Retrieve each line that contains the word "Kern" from the entries below.

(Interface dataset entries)
+++++

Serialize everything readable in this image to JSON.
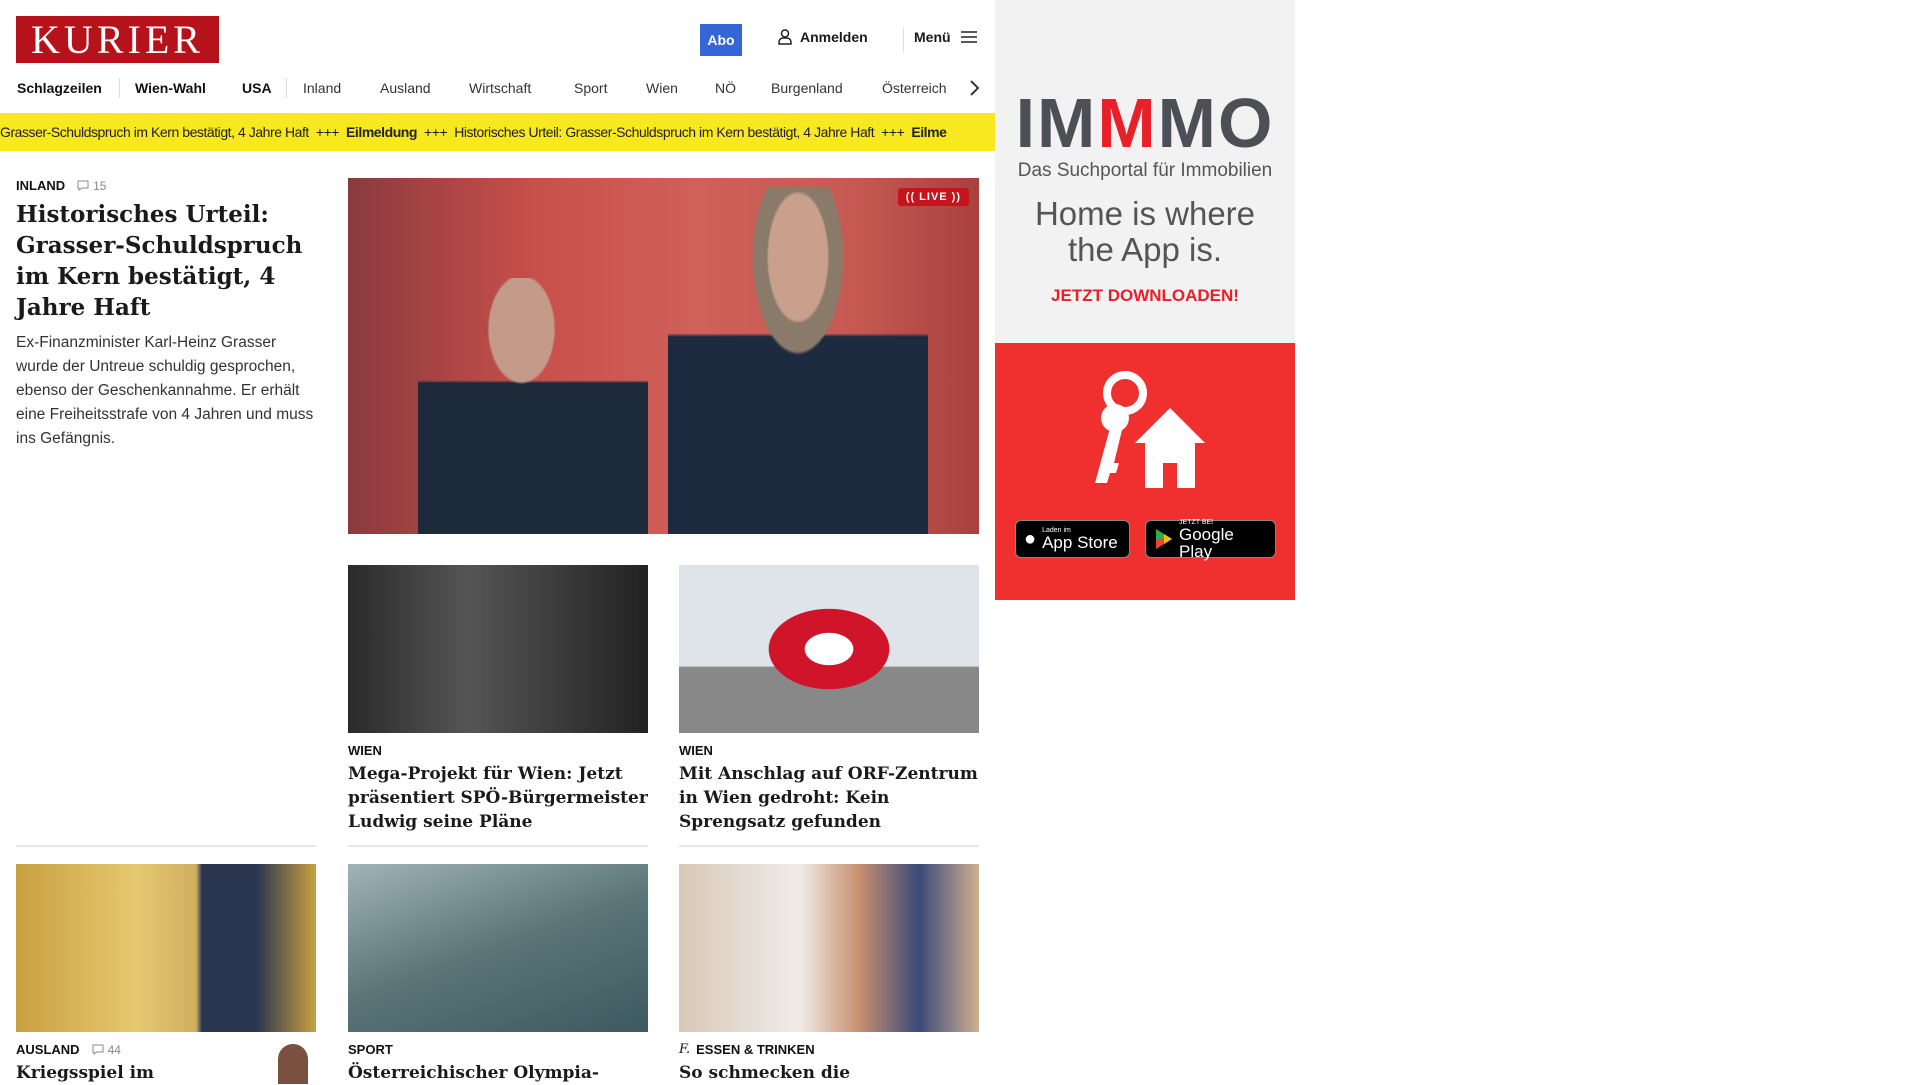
{
  "header": {
    "logo": "KURIER",
    "abo": "Abo",
    "login": "Anmelden",
    "menu": "Menü"
  },
  "nav": [
    "Schlagzeilen",
    "Wien-Wahl",
    "USA",
    "Inland",
    "Ausland",
    "Wirtschaft",
    "Sport",
    "Wien",
    "NÖ",
    "Burgenland",
    "Österreich"
  ],
  "ticker": {
    "headline_tail": "Grasser-Schuldspruch im Kern bestätigt, 4 Jahre Haft",
    "sep": "+++",
    "label": "Eilmeldung",
    "headline": "Historisches Urteil: Grasser-Schuldspruch im Kern bestätigt, 4 Jahre Haft",
    "label_cut": "Eilme"
  },
  "lead": {
    "category": "INLAND",
    "comments": "15",
    "title": "Historisches Urteil: Grasser-Schuldspruch im Kern bestätigt, 4 Jahre Haft",
    "teaser": "Ex-Finanzminister Karl-Heinz Grasser wurde der Untreue schuldig gesprochen, ebenso der Geschenkannahme. Er erhält eine Freiheitsstrafe von 4 Jahren und muss ins Gefängnis.",
    "badge": "(( LIVE ))"
  },
  "articles": [
    {
      "category": "WIEN",
      "title": "Mega-Projekt für Wien: Jetzt präsentiert SPÖ-Bürgermeister Ludwig seine Pläne"
    },
    {
      "category": "WIEN",
      "title": "Mit Anschlag auf ORF-Zentrum in Wien gedroht: Kein Sprengsatz gefunden"
    },
    {
      "category": "AUSLAND",
      "comments": "44",
      "title": "Kriegsspiel im"
    },
    {
      "category": "SPORT",
      "title": "Österreichischer Olympia-"
    },
    {
      "category": "ESSEN & TRINKEN",
      "title": "So schmecken die"
    }
  ],
  "ad": {
    "brand_a": "IM",
    "brand_b": "M",
    "brand_c": "MO",
    "tagline": "Das Suchportal für Immobilien",
    "slogan1": "Home is where",
    "slogan2": "the App is.",
    "cta": "JETZT DOWNLOADEN!",
    "appstore_small": "Laden im",
    "appstore": "App Store",
    "gplay_small": "JETZT BEI",
    "gplay": "Google Play"
  }
}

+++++

_Task response:_
    "headline_tail": "Grasser-Schuldspruch im Kern bestätigt, 4 Jahre Haft",
    "headline": "Historisches Urteil: Grasser-Schuldspruch im Kern bestätigt, 4 Jahre Haft",
    "title": "Historisches Urteil: Grasser-Schuldspruch im Kern bestätigt, 4 Jahre Haft",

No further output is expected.